You can boot directly from a virtual machine with Hyper-V (server 2012).

Go to (for example):
Server Manager -> Tools -> Computer Management
then
Storage -> Right Click Disk Management -> Attach VHD and choose the vhd you want to use.

After attaching a vhd, start the command prompt as administrator and type:

Bcdboot <driveletter for vhd-disk>:\windows
(makes the vhd available for booting, example: bcdboot h:\windows )

Bcdedit /set {default} Description <name for booting the vhd>
(makes the vhd boot as default and adds a description, example: bcdedit /set {default} Description VirtualServer2012Data)

If you want to remove the boot option type:
Bcdedit /delete {default}

Some good links to bcdboot and bcdedit:

http://www.geoffchappell.com/notes/windows/boot/bcd/index.htm
http://www.geoffchappell.com/notes/windows/boot/advancedoptions.htm?tx=5

VAMT – Volume Activation Management Tool
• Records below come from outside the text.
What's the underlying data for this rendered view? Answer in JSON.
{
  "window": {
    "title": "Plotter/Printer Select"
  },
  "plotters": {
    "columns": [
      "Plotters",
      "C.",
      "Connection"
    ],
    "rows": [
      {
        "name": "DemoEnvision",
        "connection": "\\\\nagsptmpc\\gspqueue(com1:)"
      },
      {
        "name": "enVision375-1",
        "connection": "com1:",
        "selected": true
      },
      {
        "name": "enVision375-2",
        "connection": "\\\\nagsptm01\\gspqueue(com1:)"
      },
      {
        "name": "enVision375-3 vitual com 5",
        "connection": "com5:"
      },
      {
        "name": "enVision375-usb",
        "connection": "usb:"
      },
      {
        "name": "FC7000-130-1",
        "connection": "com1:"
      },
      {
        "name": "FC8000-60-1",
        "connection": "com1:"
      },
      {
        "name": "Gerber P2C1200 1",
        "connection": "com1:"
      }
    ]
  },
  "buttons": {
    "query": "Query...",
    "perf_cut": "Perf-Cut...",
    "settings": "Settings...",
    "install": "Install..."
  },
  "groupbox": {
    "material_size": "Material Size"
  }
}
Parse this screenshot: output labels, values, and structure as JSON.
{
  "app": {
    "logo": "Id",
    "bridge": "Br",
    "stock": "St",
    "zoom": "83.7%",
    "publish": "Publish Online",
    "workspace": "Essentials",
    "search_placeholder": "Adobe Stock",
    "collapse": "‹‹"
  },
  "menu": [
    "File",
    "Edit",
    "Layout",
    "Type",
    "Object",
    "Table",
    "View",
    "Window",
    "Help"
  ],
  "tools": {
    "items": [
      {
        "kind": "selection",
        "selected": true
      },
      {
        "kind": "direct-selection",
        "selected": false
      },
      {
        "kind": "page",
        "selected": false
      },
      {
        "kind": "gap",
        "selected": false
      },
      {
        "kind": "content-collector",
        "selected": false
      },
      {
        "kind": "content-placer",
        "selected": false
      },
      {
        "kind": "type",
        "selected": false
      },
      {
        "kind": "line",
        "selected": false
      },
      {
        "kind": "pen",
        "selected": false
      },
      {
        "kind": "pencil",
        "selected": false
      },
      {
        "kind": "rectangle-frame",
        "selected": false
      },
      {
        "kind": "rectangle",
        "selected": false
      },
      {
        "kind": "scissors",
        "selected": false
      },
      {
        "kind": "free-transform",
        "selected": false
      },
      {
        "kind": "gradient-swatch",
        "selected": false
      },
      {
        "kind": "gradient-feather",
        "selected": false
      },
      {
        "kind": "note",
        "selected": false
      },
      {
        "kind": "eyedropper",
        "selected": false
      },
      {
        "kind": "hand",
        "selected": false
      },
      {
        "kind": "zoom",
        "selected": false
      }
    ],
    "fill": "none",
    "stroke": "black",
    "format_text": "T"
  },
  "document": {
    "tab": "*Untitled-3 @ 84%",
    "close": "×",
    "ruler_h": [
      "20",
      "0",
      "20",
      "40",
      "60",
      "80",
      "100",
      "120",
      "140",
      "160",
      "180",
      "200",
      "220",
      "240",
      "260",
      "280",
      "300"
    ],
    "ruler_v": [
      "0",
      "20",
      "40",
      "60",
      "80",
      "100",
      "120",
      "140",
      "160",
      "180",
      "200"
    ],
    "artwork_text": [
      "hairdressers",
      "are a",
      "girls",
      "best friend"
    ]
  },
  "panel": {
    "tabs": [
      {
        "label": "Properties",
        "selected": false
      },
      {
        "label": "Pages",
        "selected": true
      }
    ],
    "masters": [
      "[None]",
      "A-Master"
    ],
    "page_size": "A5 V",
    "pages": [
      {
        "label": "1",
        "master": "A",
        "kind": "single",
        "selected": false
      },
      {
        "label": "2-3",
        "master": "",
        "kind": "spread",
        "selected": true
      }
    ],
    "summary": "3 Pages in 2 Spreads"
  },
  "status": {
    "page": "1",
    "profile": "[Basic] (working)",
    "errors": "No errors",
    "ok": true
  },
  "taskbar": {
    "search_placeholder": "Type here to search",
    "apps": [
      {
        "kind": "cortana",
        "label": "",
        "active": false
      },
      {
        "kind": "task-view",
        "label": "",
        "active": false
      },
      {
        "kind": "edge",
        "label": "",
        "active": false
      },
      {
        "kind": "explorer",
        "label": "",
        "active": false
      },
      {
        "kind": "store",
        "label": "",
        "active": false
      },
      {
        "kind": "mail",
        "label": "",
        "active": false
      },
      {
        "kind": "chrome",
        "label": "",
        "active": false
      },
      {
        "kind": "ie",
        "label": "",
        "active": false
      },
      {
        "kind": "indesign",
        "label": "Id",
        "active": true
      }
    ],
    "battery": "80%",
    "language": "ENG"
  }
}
This is basically a reminder to myself:
When working with Microsoft MAK (Multiple Activation Keys) and VAMT, remember that your system needs to be an english locale to check the numbers of activations available. If not english locale then the number of activations will show as <not available>.